Goal of the exercise
Write the records out exactly as they read, but not the pictures.

Data records for software interfaces
_ _ _ _
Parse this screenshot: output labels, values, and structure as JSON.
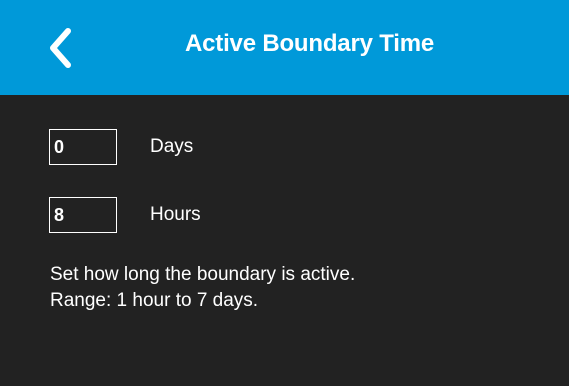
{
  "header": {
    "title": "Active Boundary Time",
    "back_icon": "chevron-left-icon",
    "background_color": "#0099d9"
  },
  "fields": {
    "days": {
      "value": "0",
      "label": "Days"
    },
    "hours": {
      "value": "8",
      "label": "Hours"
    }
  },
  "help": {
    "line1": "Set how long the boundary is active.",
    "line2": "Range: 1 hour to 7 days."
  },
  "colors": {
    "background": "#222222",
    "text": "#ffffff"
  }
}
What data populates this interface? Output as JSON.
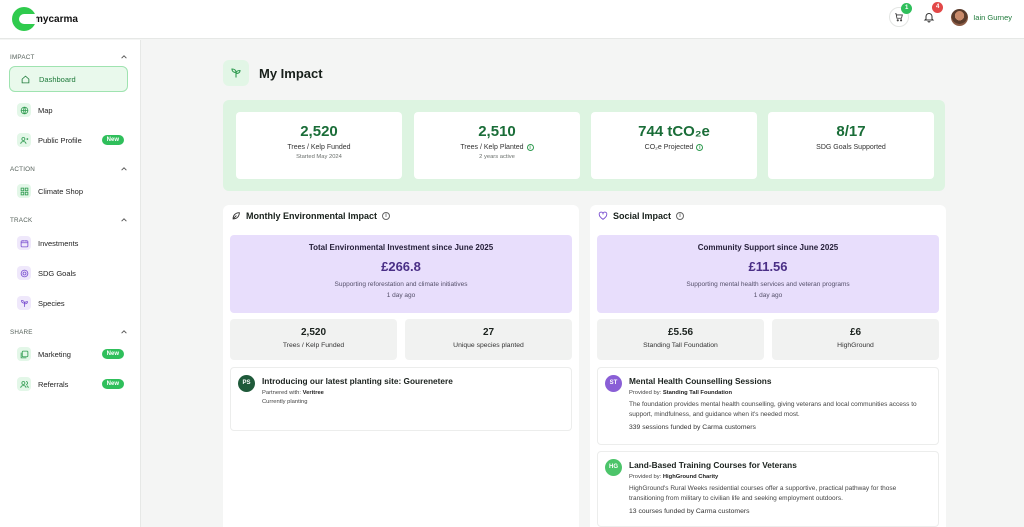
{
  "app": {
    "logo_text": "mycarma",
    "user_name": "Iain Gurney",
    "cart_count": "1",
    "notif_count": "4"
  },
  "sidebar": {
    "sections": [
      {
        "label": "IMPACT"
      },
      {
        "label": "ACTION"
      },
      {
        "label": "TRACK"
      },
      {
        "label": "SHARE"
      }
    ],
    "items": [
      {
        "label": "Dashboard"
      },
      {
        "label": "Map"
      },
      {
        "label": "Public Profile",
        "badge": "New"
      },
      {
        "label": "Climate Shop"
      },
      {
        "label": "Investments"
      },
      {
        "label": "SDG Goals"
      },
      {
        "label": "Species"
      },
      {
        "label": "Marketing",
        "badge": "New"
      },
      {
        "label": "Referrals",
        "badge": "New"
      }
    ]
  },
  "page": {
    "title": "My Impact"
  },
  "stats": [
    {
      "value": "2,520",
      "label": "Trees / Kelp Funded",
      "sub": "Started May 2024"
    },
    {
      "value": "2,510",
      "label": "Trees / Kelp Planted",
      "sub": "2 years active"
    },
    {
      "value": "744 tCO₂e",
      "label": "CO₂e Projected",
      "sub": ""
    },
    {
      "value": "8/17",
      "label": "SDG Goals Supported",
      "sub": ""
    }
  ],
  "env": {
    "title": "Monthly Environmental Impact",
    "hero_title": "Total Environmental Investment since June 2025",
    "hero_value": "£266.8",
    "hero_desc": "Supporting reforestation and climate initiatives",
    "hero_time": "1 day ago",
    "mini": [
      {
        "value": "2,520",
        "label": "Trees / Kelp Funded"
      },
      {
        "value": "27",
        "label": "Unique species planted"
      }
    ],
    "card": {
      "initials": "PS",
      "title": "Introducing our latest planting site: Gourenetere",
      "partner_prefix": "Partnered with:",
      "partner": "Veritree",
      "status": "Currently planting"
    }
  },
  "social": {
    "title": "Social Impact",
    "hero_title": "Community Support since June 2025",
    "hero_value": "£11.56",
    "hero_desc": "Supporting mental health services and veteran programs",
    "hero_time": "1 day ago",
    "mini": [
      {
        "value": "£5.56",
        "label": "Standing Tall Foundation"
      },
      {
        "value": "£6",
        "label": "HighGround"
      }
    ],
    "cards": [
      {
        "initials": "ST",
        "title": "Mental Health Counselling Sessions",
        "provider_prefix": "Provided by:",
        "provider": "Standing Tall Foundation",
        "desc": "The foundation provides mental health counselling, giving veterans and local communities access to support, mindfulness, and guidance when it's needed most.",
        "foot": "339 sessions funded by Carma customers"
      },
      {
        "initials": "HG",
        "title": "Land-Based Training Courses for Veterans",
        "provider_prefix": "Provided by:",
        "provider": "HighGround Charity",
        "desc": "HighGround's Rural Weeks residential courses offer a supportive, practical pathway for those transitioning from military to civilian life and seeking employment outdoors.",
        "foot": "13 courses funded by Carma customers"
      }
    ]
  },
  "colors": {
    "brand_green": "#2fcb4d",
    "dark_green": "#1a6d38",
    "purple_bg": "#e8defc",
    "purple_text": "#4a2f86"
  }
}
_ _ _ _
Task result
Parse this screenshot: output labels, values, and structure as JSON.
{
  "header": {
    "title": "Active Boundary Time",
    "back_icon": "chevron-left-icon",
    "background_color": "#0099d9"
  },
  "fields": {
    "days": {
      "value": "0",
      "label": "Days"
    },
    "hours": {
      "value": "8",
      "label": "Hours"
    }
  },
  "help": {
    "line1": "Set how long the boundary is active.",
    "line2": "Range: 1 hour to 7 days."
  },
  "colors": {
    "background": "#222222",
    "text": "#ffffff"
  }
}
What data populates this interface? Output as JSON.
{
  "app": {
    "logo_text": "mycarma",
    "user_name": "Iain Gurney",
    "cart_count": "1",
    "notif_count": "4"
  },
  "sidebar": {
    "sections": [
      {
        "label": "IMPACT"
      },
      {
        "label": "ACTION"
      },
      {
        "label": "TRACK"
      },
      {
        "label": "SHARE"
      }
    ],
    "items": [
      {
        "label": "Dashboard"
      },
      {
        "label": "Map"
      },
      {
        "label": "Public Profile",
        "badge": "New"
      },
      {
        "label": "Climate Shop"
      },
      {
        "label": "Investments"
      },
      {
        "label": "SDG Goals"
      },
      {
        "label": "Species"
      },
      {
        "label": "Marketing",
        "badge": "New"
      },
      {
        "label": "Referrals",
        "badge": "New"
      }
    ]
  },
  "page": {
    "title": "My Impact"
  },
  "stats": [
    {
      "value": "2,520",
      "label": "Trees / Kelp Funded",
      "sub": "Started May 2024"
    },
    {
      "value": "2,510",
      "label": "Trees / Kelp Planted",
      "sub": "2 years active"
    },
    {
      "value": "744 tCO₂e",
      "label": "CO₂e Projected",
      "sub": ""
    },
    {
      "value": "8/17",
      "label": "SDG Goals Supported",
      "sub": ""
    }
  ],
  "env": {
    "title": "Monthly Environmental Impact",
    "hero_title": "Total Environmental Investment since June 2025",
    "hero_value": "£266.8",
    "hero_desc": "Supporting reforestation and climate initiatives",
    "hero_time": "1 day ago",
    "mini": [
      {
        "value": "2,520",
        "label": "Trees / Kelp Funded"
      },
      {
        "value": "27",
        "label": "Unique species planted"
      }
    ],
    "card": {
      "initials": "PS",
      "title": "Introducing our latest planting site: Gourenetere",
      "partner_prefix": "Partnered with:",
      "partner": "Veritree",
      "status": "Currently planting"
    }
  },
  "social": {
    "title": "Social Impact",
    "hero_title": "Community Support since June 2025",
    "hero_value": "£11.56",
    "hero_desc": "Supporting mental health services and veteran programs",
    "hero_time": "1 day ago",
    "mini": [
      {
        "value": "£5.56",
        "label": "Standing Tall Foundation"
      },
      {
        "value": "£6",
        "label": "HighGround"
      }
    ],
    "cards": [
      {
        "initials": "ST",
        "title": "Mental Health Counselling Sessions",
        "provider_prefix": "Provided by:",
        "provider": "Standing Tall Foundation",
        "desc": "The foundation provides mental health counselling, giving veterans and local communities access to support, mindfulness, and guidance when it's needed most.",
        "foot": "339 sessions funded by Carma customers"
      },
      {
        "initials": "HG",
        "title": "Land-Based Training Courses for Veterans",
        "provider_prefix": "Provided by:",
        "provider": "HighGround Charity",
        "desc": "HighGround's Rural Weeks residential courses offer a supportive, practical pathway for those transitioning from military to civilian life and seeking employment outdoors.",
        "foot": "13 courses funded by Carma customers"
      }
    ]
  },
  "colors": {
    "brand_green": "#2fcb4d",
    "dark_green": "#1a6d38",
    "purple_bg": "#e8defc",
    "purple_text": "#4a2f86"
  }
}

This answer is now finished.